LOS ANGELES — The story of the 2012 Indianapolis Colts could go from awesome to awkward in a flash.

Chuck Pagano is back as coach after nearly three months of treatments for his leukemia, and there’s scarcely a more inspiring sight in sports. His good friend, Bruce Arians, has dutifully stepped aside, having led the team on a wildly improbable march to the playoffs in Pagano’s absence.

But what happens this off-season, when head-coaching vacancies crop up all over the league?

Arians, 60, has waited his entire career to be a head coach, and he’s at an age where those opportunities are not plentiful. Rest assured, if and when teams come calling, he will listen — especially those franchises with good quarterbacks (read: San Diego).

The Colts, meanwhile, will move ahead with Pagano, and we don’t have a true read yet on what kind of head coach he will be. He was 1-2 when he was given his cancer diagnosis, and although he was a rallying figure throughout the last few months, he wasn’t the one leading the Colts to a 9-3 record over their last dozen games.

For the sake of argument, what if the Colts were to go 7-9 in 2013 under Pagano, while Arians went on to lead Cleveland to the playoffs?

The question would be unavoidable: Did the Colts keep the right guy?

On top of being hypothetical, the question is academic, because there’s no other way for the Colts to handle this than to keep Pagano, who deserves a chance, and to hope that Arians stays.

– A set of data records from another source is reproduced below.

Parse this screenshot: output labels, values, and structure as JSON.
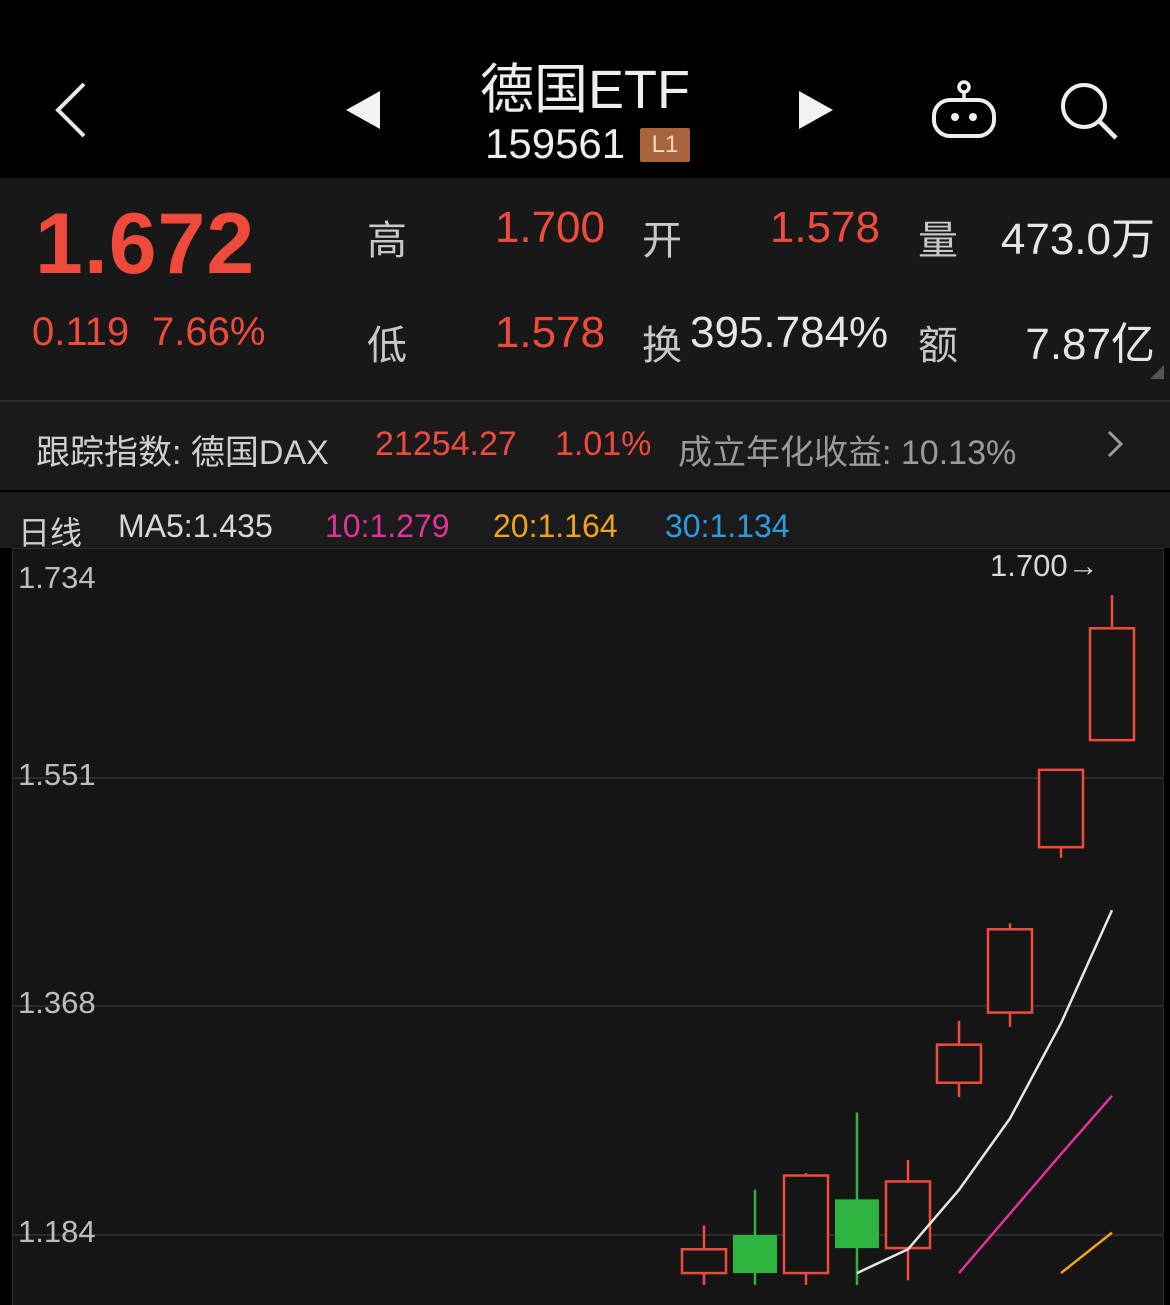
{
  "header": {
    "title": "德国ETF",
    "code": "159561",
    "level_badge": "L1"
  },
  "quote": {
    "price": "1.672",
    "change": "0.119",
    "change_pct": "7.66%",
    "high_label": "高",
    "high": "1.700",
    "open_label": "开",
    "open": "1.578",
    "volume_label": "量",
    "volume": "473.0万",
    "low_label": "低",
    "low": "1.578",
    "turnover_label": "换",
    "turnover": "395.784%",
    "amount_label": "额",
    "amount": "7.87亿"
  },
  "tracking": {
    "label": "跟踪指数: 德国DAX",
    "index_value": "21254.27",
    "index_pct": "1.01%",
    "annualized": "成立年化收益: 10.13%"
  },
  "ma": {
    "period": "日线",
    "ma5": "MA5:1.435",
    "ma10": "10:1.279",
    "ma20": "20:1.164",
    "ma30": "30:1.134"
  },
  "colors": {
    "up": "#f04a3d",
    "down": "#2db33e",
    "ma5": "#e6e6e6",
    "ma10": "#e0339c",
    "ma20": "#f0a21f",
    "ma30": "#2d9be0"
  },
  "chart_data": {
    "type": "candlestick",
    "y_ticks": [
      "1.734",
      "1.551",
      "1.368",
      "1.184"
    ],
    "ylim": [
      1.15,
      1.734
    ],
    "max_label": "1.700→",
    "candles": [
      {
        "open": 1.13,
        "close": 1.15,
        "high": 1.17,
        "low": 1.12,
        "dir": "up"
      },
      {
        "open": 1.162,
        "close": 1.13,
        "high": 1.2,
        "low": 1.12,
        "dir": "down"
      },
      {
        "open": 1.13,
        "close": 1.212,
        "high": 1.214,
        "low": 1.12,
        "dir": "up"
      },
      {
        "open": 1.192,
        "close": 1.151,
        "high": 1.265,
        "low": 1.12,
        "dir": "down"
      },
      {
        "open": 1.151,
        "close": 1.207,
        "high": 1.225,
        "low": 1.124,
        "dir": "up"
      },
      {
        "open": 1.29,
        "close": 1.322,
        "high": 1.342,
        "low": 1.278,
        "dir": "up"
      },
      {
        "open": 1.349,
        "close": 1.419,
        "high": 1.424,
        "low": 1.337,
        "dir": "up"
      },
      {
        "open": 1.488,
        "close": 1.553,
        "high": 1.553,
        "low": 1.479,
        "dir": "up"
      },
      {
        "open": 1.578,
        "close": 1.672,
        "high": 1.7,
        "low": 1.578,
        "dir": "up"
      }
    ],
    "ma_lines": {
      "ma5": [
        1.13,
        1.15,
        1.2,
        1.26,
        1.34,
        1.435
      ],
      "ma10": [
        1.13,
        1.18,
        1.23,
        1.279
      ],
      "ma20": [
        1.13,
        1.164
      ]
    }
  }
}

But that’s where the awkwardness comes in.

Without question, Arians has proved he’s head-coaching material. There are no statistics that justify what the Colts have be